Cautious investor sentiments and the emerging effects of oversupply are likely to create downward pressures on M&A activity at the upstream end of the supply chain over the coming year.
We see the trend of vertical integration, particularly downstream in the value chain set rise, with more building controls companies eying the market, and acquisitions of lighting controls companies by LED lamp and luminaire manufacturers likely to continue.
To conclude, the medium to long-term growth potential of the LED lighting market still carries considerable promise. Economic factors might suggest that total M&A activity will remain flat, but we believe the underlying trends highlighted above indicate that LED acquisitions will grow from 2012 figures.
Jim founded Memoori in 2008, a consultancy company based in London that provides market research, business intelligence and financial deal tracking services to clients across several industries. Prior to Memoori, Jim worked as a business analyst for i&i Proplan researching international building controls markets. He has several years experience researching and analysing b2b industrial markets, providing assistance to client’s strategic marketing and acquisition decisions. He has managed and delivered research projects to numerous blue chip clients including Siemens, Honeywell, 3i and Morgan Stanley..

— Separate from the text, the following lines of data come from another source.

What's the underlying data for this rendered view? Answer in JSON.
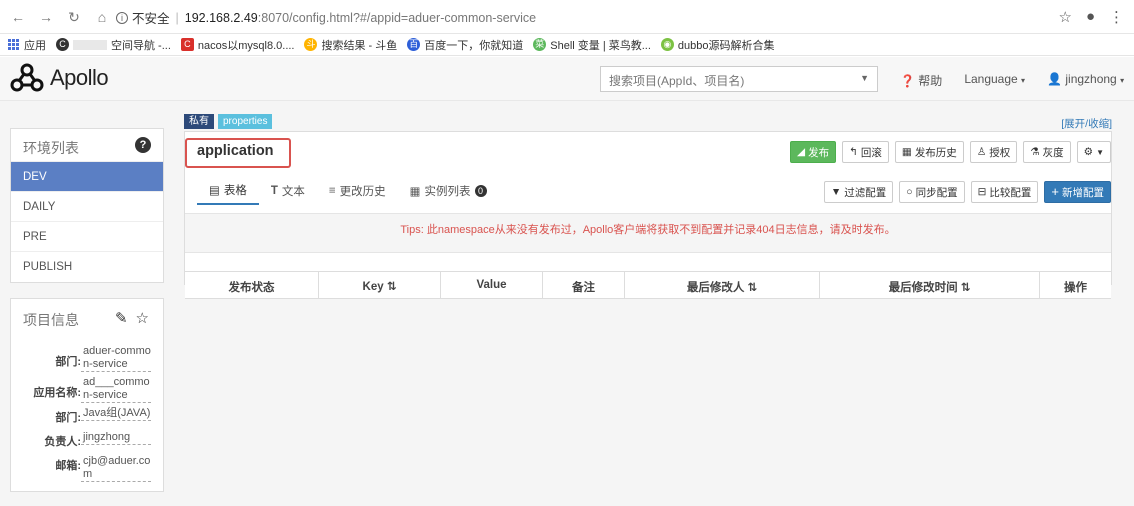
{
  "browser": {
    "nav_icons": [
      "back-arrow-icon",
      "forward-arrow-icon",
      "reload-icon",
      "home-icon"
    ],
    "security_label": "不安全",
    "url_host": "192.168.2.49",
    "url_rest": ":8070/config.html?#/appid=aduer-common-service",
    "bookmarks": [
      {
        "label": "应用"
      },
      {
        "label": "空间导航 -..."
      },
      {
        "label": "nacos以mysql8.0...."
      },
      {
        "label": "搜索结果 - 斗鱼"
      },
      {
        "label": "百度一下，你就知道"
      },
      {
        "label": "Shell 变量 | 菜鸟教..."
      },
      {
        "label": "dubbo源码解析合集"
      }
    ]
  },
  "header": {
    "logo_text": "Apollo",
    "search_placeholder": "搜索项目(AppId、项目名)",
    "help": "帮助",
    "language": "Language",
    "user": "jingzhong"
  },
  "env": {
    "title": "环境列表",
    "items": [
      "DEV",
      "DAILY",
      "PRE",
      "PUBLISH"
    ],
    "active": "DEV"
  },
  "project_info": {
    "title": "项目信息",
    "fields": [
      {
        "key": "部门:",
        "value": "aduer-common-service"
      },
      {
        "key": "应用名称:",
        "value": "ad___common-service"
      },
      {
        "key": "部门:",
        "value": "Java组(JAVA)"
      },
      {
        "key": "负责人:",
        "value": "jingzhong"
      },
      {
        "key": "邮箱:",
        "value": "cjb@aduer.com"
      }
    ]
  },
  "namespace": {
    "tag_private": "私有",
    "tag_format": "properties",
    "expand_toggle": "[展开/收缩]",
    "name": "application",
    "actions": {
      "publish": "发布",
      "rollback": "回滚",
      "publish_history": "发布历史",
      "authorize": "授权",
      "gray": "灰度"
    },
    "tabs": [
      {
        "label": "表格"
      },
      {
        "label": "文本"
      },
      {
        "label": "更改历史"
      },
      {
        "label": "实例列表"
      }
    ],
    "instance_count": "0",
    "config_actions": {
      "filter": "过滤配置",
      "sync": "同步配置",
      "compare": "比较配置",
      "add": "新增配置"
    },
    "tips": "Tips: 此namespace从来没有发布过，Apollo客户端将获取不到配置并记录404日志信息，请及时发布。",
    "columns": [
      "发布状态",
      "Key",
      "Value",
      "备注",
      "最后修改人",
      "最后修改时间",
      "操作"
    ]
  }
}
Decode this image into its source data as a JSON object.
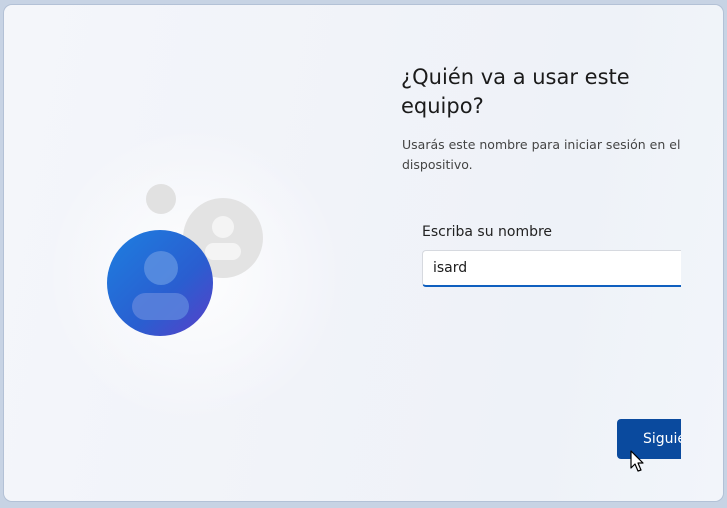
{
  "header": {
    "title": "¿Quién va a usar este equipo?",
    "subtitle": "Usarás este nombre para iniciar sesión en el dispositivo."
  },
  "form": {
    "name_label": "Escriba su nombre",
    "name_value": "isard"
  },
  "actions": {
    "next_label": "Siguiente"
  },
  "illustration": {
    "icon": "users-avatar-icon",
    "primary_color": "#1a73d8",
    "secondary_color": "#e2e2e2"
  },
  "colors": {
    "accent": "#0a4a9e",
    "input_focus": "#0f5fbf",
    "background": "#f2f4f9"
  }
}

At 186 pages with 53 charts and tables, “The Business of LED Lighting in Buildings 2013 to 2017” report filters out important conclusions, supported with facts, as to what is shaping the future of the LED lighting industry. You can learn more at the report’s website, http://www.memoori.com/portfolio/led-lighting-in-buildings-2013-to-2017/